DARPA has a collaborative air combat autonomy program that has made significant strides in recent months. The program is called Air Combat Evolution (ACE), and DARPA has announced that it’s halfway through phase 1. During its progress so far, ACE has eclipsed several key accomplishments in anticipation of live subscale aerial dogfights in phase 2 later this year.
Thus far, among the achievements made by ACE are virtual AI dogfights that involve within visual range and beyond visual range, multi-aircraft scenarios using updated simulated weapons. ACE has also performed live flights of an instrumented jet to measure pilot physiology and trust in AI. DARPA also notes that initial modifications to the first full-scale jet trainer scheduled to host the onboard AI pilot in phase 3 of the program have begun.
The biggest focus at the end of phase 1 is on the simulation-to-real transition of the AI algorithms as the researchers prepare for live-fly aircraft scenarios in late 2021. The transition to the real world is a critical test for most AI algorithms. According to the program manager Colonel Dan “Animal” Javorsek, prior efforts to transition AI to the real world have shown that some AI solutions can be overreliant on the digital artifact in the simulation environment.
When it began last year, the goal of the ACE program was to develop a trusted, scalable, human-level AI-driven autonomy for air combat using human-machine collaborative dogfighting as a challenge problem. In February, ACE algorithm development teams completed the next level of simulated AI dogfights in Scrimmage 1 at the John Hopkins Applied Physics Laboratory.

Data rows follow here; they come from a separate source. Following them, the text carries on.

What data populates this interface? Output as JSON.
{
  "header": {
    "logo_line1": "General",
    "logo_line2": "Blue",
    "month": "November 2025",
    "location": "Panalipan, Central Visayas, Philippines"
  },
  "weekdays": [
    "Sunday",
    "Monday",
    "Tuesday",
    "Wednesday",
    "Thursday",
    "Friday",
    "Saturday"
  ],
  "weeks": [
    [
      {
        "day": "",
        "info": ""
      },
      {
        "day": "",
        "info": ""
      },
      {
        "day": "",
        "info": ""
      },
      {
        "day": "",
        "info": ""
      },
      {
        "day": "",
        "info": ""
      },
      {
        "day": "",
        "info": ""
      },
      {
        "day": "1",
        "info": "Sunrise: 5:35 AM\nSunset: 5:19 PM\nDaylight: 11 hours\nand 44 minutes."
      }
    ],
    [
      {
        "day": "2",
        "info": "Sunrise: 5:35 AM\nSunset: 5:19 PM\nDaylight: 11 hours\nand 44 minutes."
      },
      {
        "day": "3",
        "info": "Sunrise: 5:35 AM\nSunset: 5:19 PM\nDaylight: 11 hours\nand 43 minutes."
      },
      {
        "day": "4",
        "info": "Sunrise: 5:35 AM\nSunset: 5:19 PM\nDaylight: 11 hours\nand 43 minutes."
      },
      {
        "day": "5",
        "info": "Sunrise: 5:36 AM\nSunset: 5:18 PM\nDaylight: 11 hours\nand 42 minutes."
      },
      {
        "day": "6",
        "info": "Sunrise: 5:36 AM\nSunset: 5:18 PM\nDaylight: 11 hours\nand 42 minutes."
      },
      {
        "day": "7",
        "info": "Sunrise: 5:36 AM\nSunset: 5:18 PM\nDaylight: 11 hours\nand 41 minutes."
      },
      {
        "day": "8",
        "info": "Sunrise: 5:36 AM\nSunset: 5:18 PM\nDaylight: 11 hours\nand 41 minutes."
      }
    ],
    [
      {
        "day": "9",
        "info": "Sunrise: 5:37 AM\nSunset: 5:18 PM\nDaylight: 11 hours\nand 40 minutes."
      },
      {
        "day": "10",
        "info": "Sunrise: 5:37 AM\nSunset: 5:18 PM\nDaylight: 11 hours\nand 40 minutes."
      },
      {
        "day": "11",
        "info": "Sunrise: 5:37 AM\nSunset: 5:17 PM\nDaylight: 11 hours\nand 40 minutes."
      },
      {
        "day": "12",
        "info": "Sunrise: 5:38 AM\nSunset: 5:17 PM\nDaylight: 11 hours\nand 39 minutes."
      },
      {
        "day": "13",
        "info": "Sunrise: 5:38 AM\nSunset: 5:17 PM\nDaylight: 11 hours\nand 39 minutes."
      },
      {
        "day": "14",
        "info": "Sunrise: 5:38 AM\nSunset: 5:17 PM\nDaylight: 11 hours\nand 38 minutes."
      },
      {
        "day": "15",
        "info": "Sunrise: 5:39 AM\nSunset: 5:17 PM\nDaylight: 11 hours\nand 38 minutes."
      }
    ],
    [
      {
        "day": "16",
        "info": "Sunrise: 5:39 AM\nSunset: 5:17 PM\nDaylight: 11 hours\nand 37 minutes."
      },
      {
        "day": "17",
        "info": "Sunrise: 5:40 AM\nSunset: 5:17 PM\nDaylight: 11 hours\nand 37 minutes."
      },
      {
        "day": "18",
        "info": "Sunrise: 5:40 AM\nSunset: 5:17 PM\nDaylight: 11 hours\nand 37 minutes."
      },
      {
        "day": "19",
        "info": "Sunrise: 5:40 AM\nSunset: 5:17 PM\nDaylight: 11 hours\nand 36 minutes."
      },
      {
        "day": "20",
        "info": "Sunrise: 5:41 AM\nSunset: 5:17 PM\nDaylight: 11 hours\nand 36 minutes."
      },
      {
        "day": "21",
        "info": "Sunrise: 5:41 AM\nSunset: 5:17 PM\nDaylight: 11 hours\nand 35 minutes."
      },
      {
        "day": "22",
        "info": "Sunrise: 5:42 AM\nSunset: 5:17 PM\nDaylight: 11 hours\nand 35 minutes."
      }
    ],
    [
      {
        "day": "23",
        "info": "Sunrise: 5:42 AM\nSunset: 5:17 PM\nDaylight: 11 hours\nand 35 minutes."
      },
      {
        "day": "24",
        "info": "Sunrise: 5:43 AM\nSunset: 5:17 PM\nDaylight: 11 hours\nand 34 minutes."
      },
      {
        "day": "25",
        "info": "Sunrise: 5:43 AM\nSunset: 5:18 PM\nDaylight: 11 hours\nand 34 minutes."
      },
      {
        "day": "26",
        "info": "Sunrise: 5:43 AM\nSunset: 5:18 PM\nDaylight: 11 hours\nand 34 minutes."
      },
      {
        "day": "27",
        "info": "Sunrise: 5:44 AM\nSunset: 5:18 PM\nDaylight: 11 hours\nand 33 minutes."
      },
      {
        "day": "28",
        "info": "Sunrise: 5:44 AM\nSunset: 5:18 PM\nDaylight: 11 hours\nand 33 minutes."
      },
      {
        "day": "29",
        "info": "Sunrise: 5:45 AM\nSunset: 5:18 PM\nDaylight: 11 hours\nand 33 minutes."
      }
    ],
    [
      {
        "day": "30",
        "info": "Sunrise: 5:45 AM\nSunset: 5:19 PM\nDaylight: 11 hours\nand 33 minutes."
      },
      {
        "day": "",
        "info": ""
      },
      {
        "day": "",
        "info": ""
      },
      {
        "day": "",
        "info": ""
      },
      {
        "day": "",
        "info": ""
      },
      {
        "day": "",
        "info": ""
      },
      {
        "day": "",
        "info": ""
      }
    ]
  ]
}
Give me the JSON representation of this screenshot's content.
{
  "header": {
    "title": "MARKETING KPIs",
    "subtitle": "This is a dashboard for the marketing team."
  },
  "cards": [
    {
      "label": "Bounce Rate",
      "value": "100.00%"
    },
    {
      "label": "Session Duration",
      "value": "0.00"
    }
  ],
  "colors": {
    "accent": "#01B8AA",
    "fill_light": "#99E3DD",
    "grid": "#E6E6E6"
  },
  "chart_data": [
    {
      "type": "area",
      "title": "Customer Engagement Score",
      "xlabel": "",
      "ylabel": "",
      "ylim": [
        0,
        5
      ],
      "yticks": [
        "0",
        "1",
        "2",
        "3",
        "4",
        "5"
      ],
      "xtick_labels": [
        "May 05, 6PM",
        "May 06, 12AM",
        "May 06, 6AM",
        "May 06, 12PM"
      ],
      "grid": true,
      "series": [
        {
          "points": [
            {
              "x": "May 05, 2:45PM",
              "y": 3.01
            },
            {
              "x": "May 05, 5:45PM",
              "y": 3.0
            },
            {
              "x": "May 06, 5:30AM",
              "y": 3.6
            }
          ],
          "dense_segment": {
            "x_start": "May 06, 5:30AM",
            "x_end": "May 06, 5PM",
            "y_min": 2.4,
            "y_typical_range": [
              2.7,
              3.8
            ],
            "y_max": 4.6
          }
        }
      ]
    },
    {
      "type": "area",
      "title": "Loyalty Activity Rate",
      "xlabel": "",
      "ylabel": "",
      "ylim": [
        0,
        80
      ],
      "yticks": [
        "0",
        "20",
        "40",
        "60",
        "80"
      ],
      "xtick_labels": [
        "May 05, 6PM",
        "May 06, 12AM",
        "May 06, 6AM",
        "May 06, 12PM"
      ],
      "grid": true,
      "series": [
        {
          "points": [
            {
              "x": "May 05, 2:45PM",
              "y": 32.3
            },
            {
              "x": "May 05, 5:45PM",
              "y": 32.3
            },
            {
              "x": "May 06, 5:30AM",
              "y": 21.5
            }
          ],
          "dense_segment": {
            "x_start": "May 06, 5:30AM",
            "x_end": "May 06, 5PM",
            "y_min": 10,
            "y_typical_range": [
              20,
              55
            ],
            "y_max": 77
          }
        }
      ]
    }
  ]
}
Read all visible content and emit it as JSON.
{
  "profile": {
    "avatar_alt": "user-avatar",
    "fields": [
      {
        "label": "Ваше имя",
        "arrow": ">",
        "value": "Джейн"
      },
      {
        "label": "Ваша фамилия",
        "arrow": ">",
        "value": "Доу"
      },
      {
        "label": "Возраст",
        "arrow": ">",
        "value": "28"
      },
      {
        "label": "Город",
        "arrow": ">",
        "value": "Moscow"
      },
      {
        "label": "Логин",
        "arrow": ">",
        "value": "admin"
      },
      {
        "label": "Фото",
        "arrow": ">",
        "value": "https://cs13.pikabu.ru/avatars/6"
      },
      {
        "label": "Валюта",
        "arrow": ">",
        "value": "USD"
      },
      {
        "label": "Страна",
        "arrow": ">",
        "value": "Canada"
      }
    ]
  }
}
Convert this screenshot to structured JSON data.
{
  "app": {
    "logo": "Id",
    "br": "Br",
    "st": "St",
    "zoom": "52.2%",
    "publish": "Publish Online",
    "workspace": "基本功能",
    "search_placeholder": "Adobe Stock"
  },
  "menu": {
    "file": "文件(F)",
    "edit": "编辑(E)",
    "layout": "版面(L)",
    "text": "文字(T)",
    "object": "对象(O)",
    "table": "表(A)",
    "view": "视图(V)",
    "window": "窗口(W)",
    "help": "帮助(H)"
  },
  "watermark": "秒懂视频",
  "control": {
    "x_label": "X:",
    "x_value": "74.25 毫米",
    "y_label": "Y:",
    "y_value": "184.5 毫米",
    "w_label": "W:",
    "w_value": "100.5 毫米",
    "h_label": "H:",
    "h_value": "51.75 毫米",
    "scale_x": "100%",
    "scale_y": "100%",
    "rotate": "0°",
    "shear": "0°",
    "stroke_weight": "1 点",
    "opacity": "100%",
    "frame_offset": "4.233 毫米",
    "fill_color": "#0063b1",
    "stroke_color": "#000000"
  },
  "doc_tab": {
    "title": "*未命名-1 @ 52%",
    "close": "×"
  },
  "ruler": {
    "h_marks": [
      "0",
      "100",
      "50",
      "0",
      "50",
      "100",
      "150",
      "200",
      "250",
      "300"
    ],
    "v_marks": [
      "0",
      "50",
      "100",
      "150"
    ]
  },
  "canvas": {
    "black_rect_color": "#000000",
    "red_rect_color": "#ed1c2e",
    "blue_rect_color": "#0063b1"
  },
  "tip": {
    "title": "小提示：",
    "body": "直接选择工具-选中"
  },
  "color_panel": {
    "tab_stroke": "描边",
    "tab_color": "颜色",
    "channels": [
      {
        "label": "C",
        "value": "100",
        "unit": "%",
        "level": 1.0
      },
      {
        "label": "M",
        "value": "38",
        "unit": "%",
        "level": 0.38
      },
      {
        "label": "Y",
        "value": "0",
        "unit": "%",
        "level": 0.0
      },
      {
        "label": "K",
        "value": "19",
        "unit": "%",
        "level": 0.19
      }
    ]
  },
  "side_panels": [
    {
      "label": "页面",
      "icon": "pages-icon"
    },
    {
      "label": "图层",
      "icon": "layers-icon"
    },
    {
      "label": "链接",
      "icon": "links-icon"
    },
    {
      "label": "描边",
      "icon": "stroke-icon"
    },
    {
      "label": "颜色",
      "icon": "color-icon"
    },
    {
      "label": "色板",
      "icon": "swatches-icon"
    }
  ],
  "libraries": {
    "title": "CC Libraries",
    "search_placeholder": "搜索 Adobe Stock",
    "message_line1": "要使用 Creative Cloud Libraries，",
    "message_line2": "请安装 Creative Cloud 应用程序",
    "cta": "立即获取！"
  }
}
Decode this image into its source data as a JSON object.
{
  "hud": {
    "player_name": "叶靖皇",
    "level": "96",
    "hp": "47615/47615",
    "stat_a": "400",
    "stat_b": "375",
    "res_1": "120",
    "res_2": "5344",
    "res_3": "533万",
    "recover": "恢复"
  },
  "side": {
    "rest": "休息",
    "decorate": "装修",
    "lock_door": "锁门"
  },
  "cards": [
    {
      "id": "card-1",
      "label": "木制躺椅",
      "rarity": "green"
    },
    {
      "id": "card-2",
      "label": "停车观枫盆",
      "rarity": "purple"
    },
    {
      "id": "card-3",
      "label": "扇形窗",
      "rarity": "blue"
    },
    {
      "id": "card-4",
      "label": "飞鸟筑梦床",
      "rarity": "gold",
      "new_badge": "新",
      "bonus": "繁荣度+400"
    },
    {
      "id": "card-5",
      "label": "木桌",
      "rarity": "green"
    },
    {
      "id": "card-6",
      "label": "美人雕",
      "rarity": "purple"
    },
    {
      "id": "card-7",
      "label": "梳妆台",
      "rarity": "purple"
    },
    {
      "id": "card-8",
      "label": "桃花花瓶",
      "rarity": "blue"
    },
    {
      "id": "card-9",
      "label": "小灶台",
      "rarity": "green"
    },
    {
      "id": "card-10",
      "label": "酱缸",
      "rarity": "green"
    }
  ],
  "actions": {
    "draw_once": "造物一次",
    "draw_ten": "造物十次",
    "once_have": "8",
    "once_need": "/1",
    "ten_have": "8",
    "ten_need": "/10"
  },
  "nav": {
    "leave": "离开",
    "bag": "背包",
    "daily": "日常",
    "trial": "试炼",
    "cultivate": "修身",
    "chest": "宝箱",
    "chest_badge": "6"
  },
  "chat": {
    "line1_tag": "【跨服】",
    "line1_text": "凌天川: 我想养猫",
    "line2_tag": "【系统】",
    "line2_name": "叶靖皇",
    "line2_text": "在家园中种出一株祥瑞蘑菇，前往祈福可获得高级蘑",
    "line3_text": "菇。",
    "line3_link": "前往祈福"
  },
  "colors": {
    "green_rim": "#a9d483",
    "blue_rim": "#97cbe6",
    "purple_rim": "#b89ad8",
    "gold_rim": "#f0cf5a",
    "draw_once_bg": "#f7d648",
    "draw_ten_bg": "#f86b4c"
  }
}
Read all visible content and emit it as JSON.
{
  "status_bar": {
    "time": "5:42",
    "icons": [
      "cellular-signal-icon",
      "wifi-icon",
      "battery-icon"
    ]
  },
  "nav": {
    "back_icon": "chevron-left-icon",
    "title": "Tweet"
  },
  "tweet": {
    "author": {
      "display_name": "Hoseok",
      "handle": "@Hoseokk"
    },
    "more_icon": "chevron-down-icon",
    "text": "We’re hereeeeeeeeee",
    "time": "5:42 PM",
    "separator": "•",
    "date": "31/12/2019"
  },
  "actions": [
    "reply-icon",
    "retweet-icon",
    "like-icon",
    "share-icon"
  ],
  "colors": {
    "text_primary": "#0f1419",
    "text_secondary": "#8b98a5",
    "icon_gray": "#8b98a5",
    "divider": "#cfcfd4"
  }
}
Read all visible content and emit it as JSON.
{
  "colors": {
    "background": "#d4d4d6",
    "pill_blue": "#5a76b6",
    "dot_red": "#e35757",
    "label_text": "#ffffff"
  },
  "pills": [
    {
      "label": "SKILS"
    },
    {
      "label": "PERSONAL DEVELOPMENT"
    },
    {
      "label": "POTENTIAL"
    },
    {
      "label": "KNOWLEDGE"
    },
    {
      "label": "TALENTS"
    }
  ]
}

The team demonstrated 2-v-1 simulated engagements with two friendly blue F-16s fighting as a team against an enemy red aircraft. The contest was the first AI scrimmage that followed the AlphaDogfight Trials introducing more weapons, including a gun and a missile. Another major goal for the ACE program is to measure pilot trust in the AI ability to conduct combat maneuvers with the human pilot focusing on higher-cognitive battle manager decisions. Phase 3 of the program is currently set for late 2023 and 2024 using an L-39 full-scale jet trainer with the AI embedded.